**Data section:**
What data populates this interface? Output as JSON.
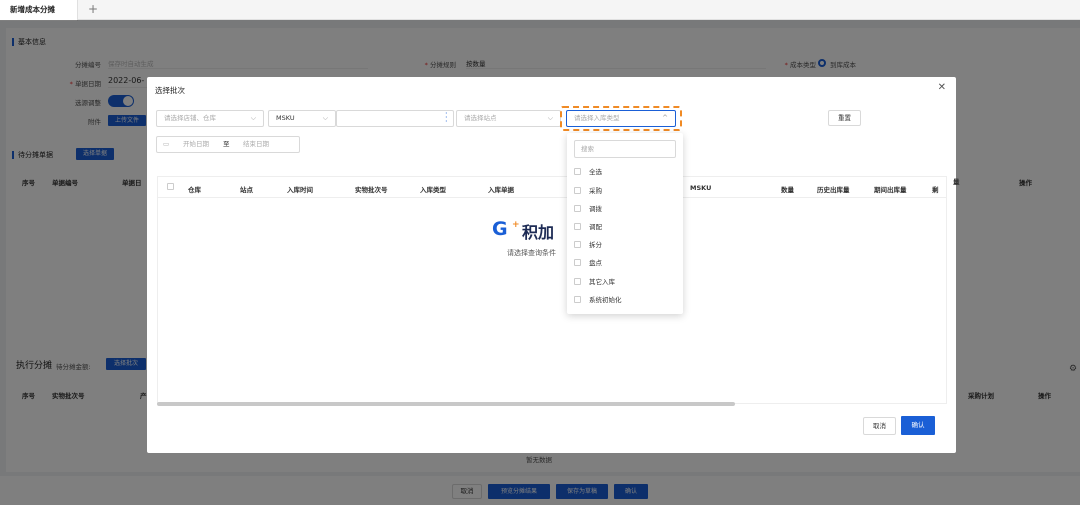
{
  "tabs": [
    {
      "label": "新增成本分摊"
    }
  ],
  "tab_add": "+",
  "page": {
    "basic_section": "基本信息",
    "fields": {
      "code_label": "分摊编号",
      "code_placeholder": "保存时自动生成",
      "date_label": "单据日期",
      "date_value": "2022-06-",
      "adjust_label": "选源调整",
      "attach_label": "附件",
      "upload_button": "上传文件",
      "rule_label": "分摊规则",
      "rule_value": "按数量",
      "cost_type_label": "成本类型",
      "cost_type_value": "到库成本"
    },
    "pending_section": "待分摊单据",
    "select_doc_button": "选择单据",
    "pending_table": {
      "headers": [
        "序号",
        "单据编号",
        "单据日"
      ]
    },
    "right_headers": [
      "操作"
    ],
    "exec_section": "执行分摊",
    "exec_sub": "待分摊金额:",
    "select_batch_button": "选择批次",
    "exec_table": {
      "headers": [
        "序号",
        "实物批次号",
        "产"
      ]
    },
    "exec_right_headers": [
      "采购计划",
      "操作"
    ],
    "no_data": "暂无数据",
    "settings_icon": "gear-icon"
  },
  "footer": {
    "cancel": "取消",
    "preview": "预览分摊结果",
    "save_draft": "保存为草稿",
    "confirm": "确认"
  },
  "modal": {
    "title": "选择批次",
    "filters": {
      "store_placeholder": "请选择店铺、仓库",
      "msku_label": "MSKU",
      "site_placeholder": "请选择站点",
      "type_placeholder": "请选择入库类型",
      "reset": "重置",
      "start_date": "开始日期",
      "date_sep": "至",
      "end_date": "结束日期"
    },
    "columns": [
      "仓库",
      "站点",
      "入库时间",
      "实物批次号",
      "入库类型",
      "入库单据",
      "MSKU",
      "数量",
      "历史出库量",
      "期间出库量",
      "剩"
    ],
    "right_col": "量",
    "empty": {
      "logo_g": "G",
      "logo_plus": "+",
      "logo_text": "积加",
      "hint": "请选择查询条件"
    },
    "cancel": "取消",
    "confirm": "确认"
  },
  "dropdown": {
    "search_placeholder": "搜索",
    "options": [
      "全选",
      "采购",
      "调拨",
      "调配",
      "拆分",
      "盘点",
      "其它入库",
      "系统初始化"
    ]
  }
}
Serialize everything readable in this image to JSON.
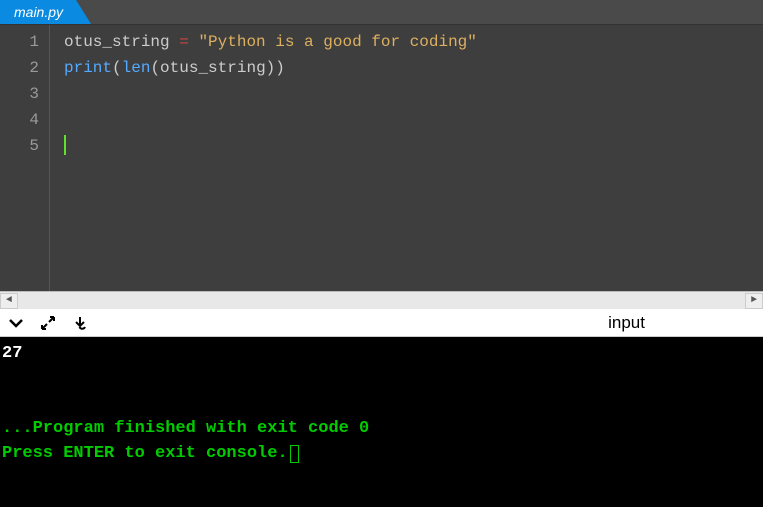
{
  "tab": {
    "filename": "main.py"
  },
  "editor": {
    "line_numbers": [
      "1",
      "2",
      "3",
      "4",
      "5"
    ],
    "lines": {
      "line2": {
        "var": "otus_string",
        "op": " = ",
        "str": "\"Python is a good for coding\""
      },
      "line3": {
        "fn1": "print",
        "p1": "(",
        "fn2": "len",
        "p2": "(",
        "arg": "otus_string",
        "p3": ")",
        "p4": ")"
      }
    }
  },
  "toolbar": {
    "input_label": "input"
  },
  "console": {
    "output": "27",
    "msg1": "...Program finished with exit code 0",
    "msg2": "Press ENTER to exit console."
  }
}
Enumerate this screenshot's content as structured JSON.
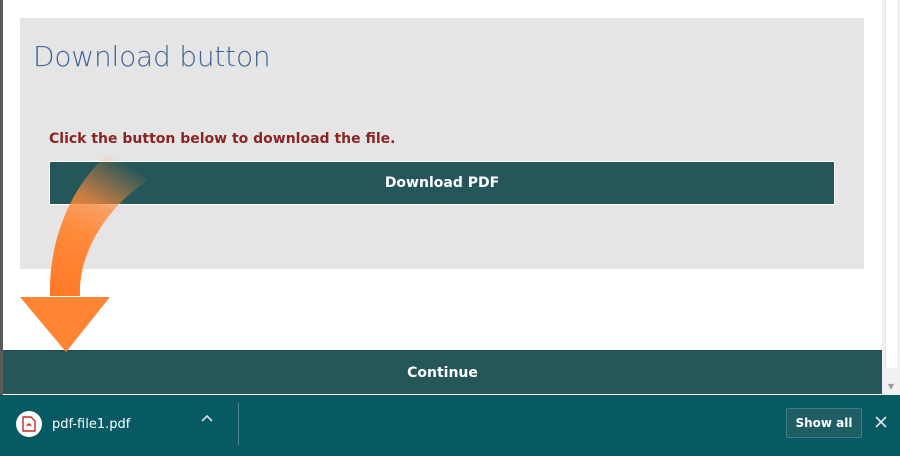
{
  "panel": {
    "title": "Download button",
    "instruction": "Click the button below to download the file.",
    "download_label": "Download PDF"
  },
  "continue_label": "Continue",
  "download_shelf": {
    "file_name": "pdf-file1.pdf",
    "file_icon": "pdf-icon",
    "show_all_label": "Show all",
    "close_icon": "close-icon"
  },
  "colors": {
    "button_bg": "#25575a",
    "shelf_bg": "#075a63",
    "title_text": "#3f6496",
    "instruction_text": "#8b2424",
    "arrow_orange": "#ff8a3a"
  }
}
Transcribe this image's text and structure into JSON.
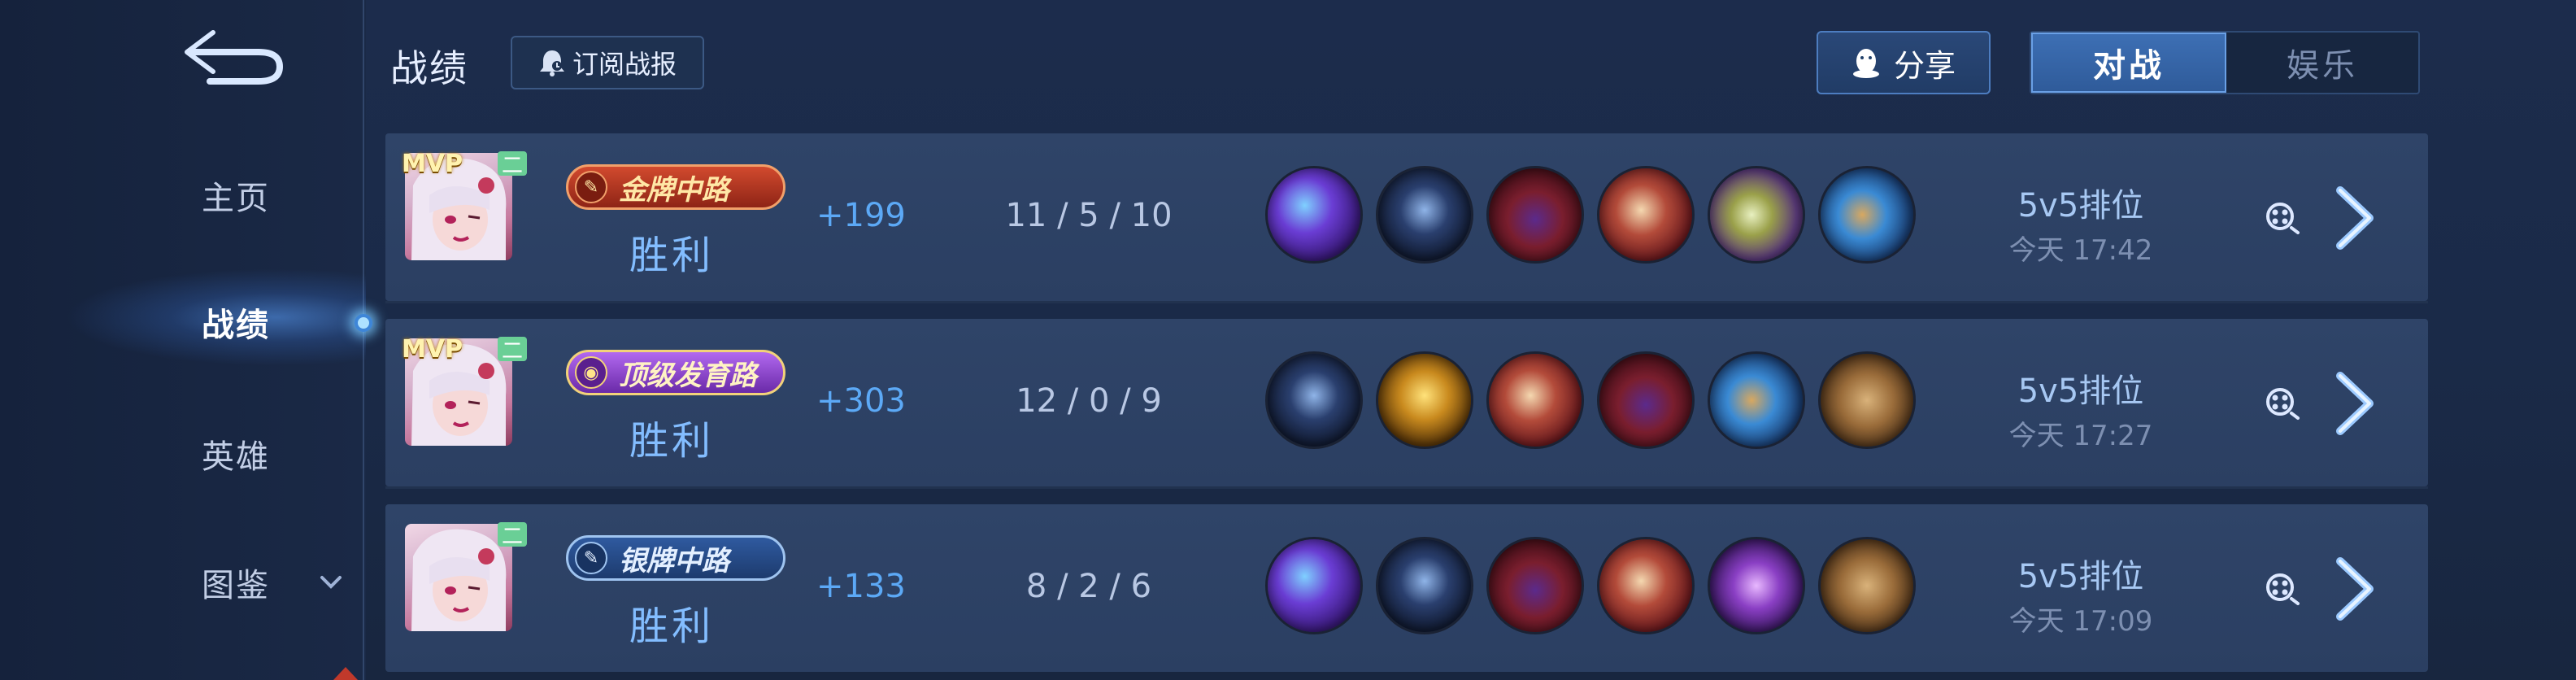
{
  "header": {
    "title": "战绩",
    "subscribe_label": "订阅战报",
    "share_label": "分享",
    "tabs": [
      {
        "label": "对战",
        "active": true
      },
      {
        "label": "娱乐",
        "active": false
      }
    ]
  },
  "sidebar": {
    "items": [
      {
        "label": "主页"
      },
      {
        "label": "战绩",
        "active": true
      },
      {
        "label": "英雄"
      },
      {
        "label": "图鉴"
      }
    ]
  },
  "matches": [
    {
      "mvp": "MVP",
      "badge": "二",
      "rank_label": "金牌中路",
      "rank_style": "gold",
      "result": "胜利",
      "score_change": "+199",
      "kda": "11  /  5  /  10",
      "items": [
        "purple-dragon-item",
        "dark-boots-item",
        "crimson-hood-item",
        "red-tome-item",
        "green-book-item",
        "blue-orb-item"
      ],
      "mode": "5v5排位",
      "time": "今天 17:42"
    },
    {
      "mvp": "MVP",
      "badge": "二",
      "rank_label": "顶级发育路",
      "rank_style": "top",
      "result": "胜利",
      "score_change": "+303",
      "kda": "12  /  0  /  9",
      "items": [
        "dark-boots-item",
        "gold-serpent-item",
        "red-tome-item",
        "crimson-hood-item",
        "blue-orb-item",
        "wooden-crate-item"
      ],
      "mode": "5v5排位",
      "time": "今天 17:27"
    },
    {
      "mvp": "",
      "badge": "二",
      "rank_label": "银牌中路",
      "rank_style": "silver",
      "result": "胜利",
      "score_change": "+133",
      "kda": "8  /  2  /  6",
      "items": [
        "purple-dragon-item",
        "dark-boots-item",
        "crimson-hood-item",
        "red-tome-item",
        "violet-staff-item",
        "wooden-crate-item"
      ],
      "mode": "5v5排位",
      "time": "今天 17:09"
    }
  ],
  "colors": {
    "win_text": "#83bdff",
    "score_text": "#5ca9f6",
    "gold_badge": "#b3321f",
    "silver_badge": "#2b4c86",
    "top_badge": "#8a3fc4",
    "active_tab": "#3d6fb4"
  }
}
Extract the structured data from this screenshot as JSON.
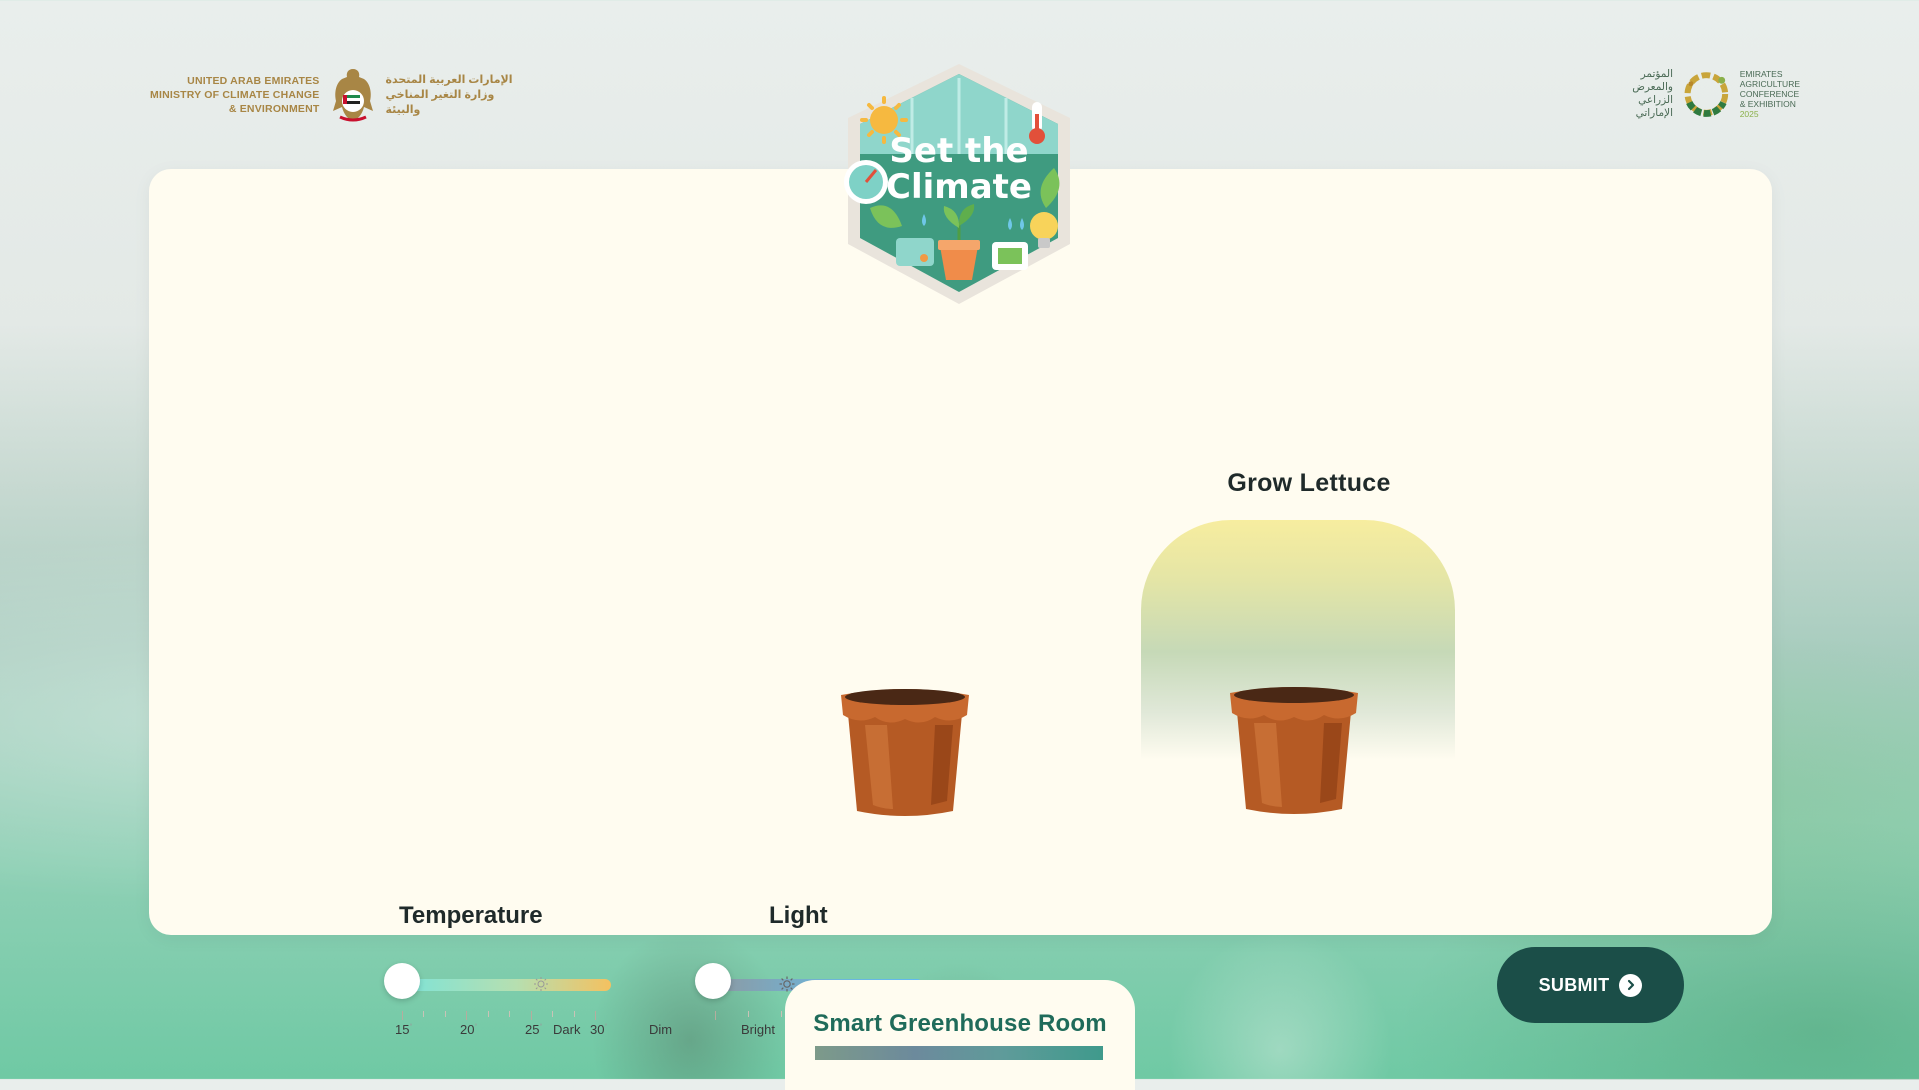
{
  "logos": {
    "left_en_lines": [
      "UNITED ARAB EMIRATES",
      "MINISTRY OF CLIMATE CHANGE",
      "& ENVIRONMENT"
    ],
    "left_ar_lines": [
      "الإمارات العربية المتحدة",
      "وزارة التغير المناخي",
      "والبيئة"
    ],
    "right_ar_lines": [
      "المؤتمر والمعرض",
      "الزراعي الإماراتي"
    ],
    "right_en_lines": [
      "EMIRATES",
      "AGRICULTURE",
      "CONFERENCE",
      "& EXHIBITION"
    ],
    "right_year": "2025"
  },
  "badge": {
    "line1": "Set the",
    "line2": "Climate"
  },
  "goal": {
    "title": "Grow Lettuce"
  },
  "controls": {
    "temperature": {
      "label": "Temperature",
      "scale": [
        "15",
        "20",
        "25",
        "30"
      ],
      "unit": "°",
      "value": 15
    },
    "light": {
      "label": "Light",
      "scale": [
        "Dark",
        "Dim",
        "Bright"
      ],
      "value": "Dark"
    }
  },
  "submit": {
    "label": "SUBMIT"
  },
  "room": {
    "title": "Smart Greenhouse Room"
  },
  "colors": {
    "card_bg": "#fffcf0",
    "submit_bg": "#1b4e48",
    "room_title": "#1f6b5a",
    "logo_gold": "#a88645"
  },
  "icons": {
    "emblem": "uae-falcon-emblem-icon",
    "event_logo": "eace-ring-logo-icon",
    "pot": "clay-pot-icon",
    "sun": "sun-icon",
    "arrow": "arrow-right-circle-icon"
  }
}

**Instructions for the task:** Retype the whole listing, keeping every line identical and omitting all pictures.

**Your response:**
What data populates this interface? Output as JSON.
{
  "tabs": [
    {
      "label": "新增成本分摊"
    }
  ],
  "tab_add": "+",
  "page": {
    "basic_section": "基本信息",
    "fields": {
      "code_label": "分摊编号",
      "code_placeholder": "保存时自动生成",
      "date_label": "单据日期",
      "date_value": "2022-06-",
      "adjust_label": "选源调整",
      "attach_label": "附件",
      "upload_button": "上传文件",
      "rule_label": "分摊规则",
      "rule_value": "按数量",
      "cost_type_label": "成本类型",
      "cost_type_value": "到库成本"
    },
    "pending_section": "待分摊单据",
    "select_doc_button": "选择单据",
    "pending_table": {
      "headers": [
        "序号",
        "单据编号",
        "单据日"
      ]
    },
    "right_headers": [
      "操作"
    ],
    "exec_section": "执行分摊",
    "exec_sub": "待分摊金额:",
    "select_batch_button": "选择批次",
    "exec_table": {
      "headers": [
        "序号",
        "实物批次号",
        "产"
      ]
    },
    "exec_right_headers": [
      "采购计划",
      "操作"
    ],
    "no_data": "暂无数据",
    "settings_icon": "gear-icon"
  },
  "footer": {
    "cancel": "取消",
    "preview": "预览分摊结果",
    "save_draft": "保存为草稿",
    "confirm": "确认"
  },
  "modal": {
    "title": "选择批次",
    "filters": {
      "store_placeholder": "请选择店铺、仓库",
      "msku_label": "MSKU",
      "site_placeholder": "请选择站点",
      "type_placeholder": "请选择入库类型",
      "reset": "重置",
      "start_date": "开始日期",
      "date_sep": "至",
      "end_date": "结束日期"
    },
    "columns": [
      "仓库",
      "站点",
      "入库时间",
      "实物批次号",
      "入库类型",
      "入库单据",
      "MSKU",
      "数量",
      "历史出库量",
      "期间出库量",
      "剩"
    ],
    "right_col": "量",
    "empty": {
      "logo_g": "G",
      "logo_plus": "+",
      "logo_text": "积加",
      "hint": "请选择查询条件"
    },
    "cancel": "取消",
    "confirm": "确认"
  },
  "dropdown": {
    "search_placeholder": "搜索",
    "options": [
      "全选",
      "采购",
      "调拨",
      "调配",
      "拆分",
      "盘点",
      "其它入库",
      "系统初始化"
    ]
  }
}
Serialize everything readable in this image to JSON.
{
  "tab": {
    "filename": "main.py"
  },
  "editor": {
    "line_numbers": [
      "1",
      "2",
      "3",
      "4",
      "5"
    ],
    "lines": {
      "line2": {
        "var": "otus_string",
        "op": " = ",
        "str": "\"Python is a good for coding\""
      },
      "line3": {
        "fn1": "print",
        "p1": "(",
        "fn2": "len",
        "p2": "(",
        "arg": "otus_string",
        "p3": ")",
        "p4": ")"
      }
    }
  },
  "toolbar": {
    "input_label": "input"
  },
  "console": {
    "output": "27",
    "msg1": "...Program finished with exit code 0",
    "msg2": "Press ENTER to exit console."
  }
}
Enumerate this screenshot's content as structured JSON.
{
  "panel": {
    "title": "Download button",
    "instruction": "Click the button below to download the file.",
    "download_label": "Download PDF"
  },
  "continue_label": "Continue",
  "download_shelf": {
    "file_name": "pdf-file1.pdf",
    "file_icon": "pdf-icon",
    "show_all_label": "Show all",
    "close_icon": "close-icon"
  },
  "colors": {
    "button_bg": "#25575a",
    "shelf_bg": "#075a63",
    "title_text": "#3f6496",
    "instruction_text": "#8b2424",
    "arrow_orange": "#ff8a3a"
  }
}
Transcribe this image's text and structure into JSON.
{
  "header": {
    "title": "战绩",
    "subscribe_label": "订阅战报",
    "share_label": "分享",
    "tabs": [
      {
        "label": "对战",
        "active": true
      },
      {
        "label": "娱乐",
        "active": false
      }
    ]
  },
  "sidebar": {
    "items": [
      {
        "label": "主页"
      },
      {
        "label": "战绩",
        "active": true
      },
      {
        "label": "英雄"
      },
      {
        "label": "图鉴"
      }
    ]
  },
  "matches": [
    {
      "mvp": "MVP",
      "badge": "二",
      "rank_label": "金牌中路",
      "rank_style": "gold",
      "result": "胜利",
      "score_change": "+199",
      "kda": "11  /  5  /  10",
      "items": [
        "purple-dragon-item",
        "dark-boots-item",
        "crimson-hood-item",
        "red-tome-item",
        "green-book-item",
        "blue-orb-item"
      ],
      "mode": "5v5排位",
      "time": "今天 17:42"
    },
    {
      "mvp": "MVP",
      "badge": "二",
      "rank_label": "顶级发育路",
      "rank_style": "top",
      "result": "胜利",
      "score_change": "+303",
      "kda": "12  /  0  /  9",
      "items": [
        "dark-boots-item",
        "gold-serpent-item",
        "red-tome-item",
        "crimson-hood-item",
        "blue-orb-item",
        "wooden-crate-item"
      ],
      "mode": "5v5排位",
      "time": "今天 17:27"
    },
    {
      "mvp": "",
      "badge": "二",
      "rank_label": "银牌中路",
      "rank_style": "silver",
      "result": "胜利",
      "score_change": "+133",
      "kda": "8  /  2  /  6",
      "items": [
        "purple-dragon-item",
        "dark-boots-item",
        "crimson-hood-item",
        "red-tome-item",
        "violet-staff-item",
        "wooden-crate-item"
      ],
      "mode": "5v5排位",
      "time": "今天 17:09"
    }
  ],
  "colors": {
    "win_text": "#83bdff",
    "score_text": "#5ca9f6",
    "gold_badge": "#b3321f",
    "silver_badge": "#2b4c86",
    "top_badge": "#8a3fc4",
    "active_tab": "#3d6fb4"
  }
}
Extract the structured data from this screenshot as JSON.
{
  "logos": {
    "left_en_lines": [
      "UNITED ARAB EMIRATES",
      "MINISTRY OF CLIMATE CHANGE",
      "& ENVIRONMENT"
    ],
    "left_ar_lines": [
      "الإمارات العربية المتحدة",
      "وزارة التغير المناخي",
      "والبيئة"
    ],
    "right_ar_lines": [
      "المؤتمر والمعرض",
      "الزراعي الإماراتي"
    ],
    "right_en_lines": [
      "EMIRATES",
      "AGRICULTURE",
      "CONFERENCE",
      "& EXHIBITION"
    ],
    "right_year": "2025"
  },
  "badge": {
    "line1": "Set the",
    "line2": "Climate"
  },
  "goal": {
    "title": "Grow Lettuce"
  },
  "controls": {
    "temperature": {
      "label": "Temperature",
      "scale": [
        "15",
        "20",
        "25",
        "30"
      ],
      "unit": "°",
      "value": 15
    },
    "light": {
      "label": "Light",
      "scale": [
        "Dark",
        "Dim",
        "Bright"
      ],
      "value": "Dark"
    }
  },
  "submit": {
    "label": "SUBMIT"
  },
  "room": {
    "title": "Smart Greenhouse Room"
  },
  "colors": {
    "card_bg": "#fffcf0",
    "submit_bg": "#1b4e48",
    "room_title": "#1f6b5a",
    "logo_gold": "#a88645"
  },
  "icons": {
    "emblem": "uae-falcon-emblem-icon",
    "event_logo": "eace-ring-logo-icon",
    "pot": "clay-pot-icon",
    "sun": "sun-icon",
    "arrow": "arrow-right-circle-icon"
  }
}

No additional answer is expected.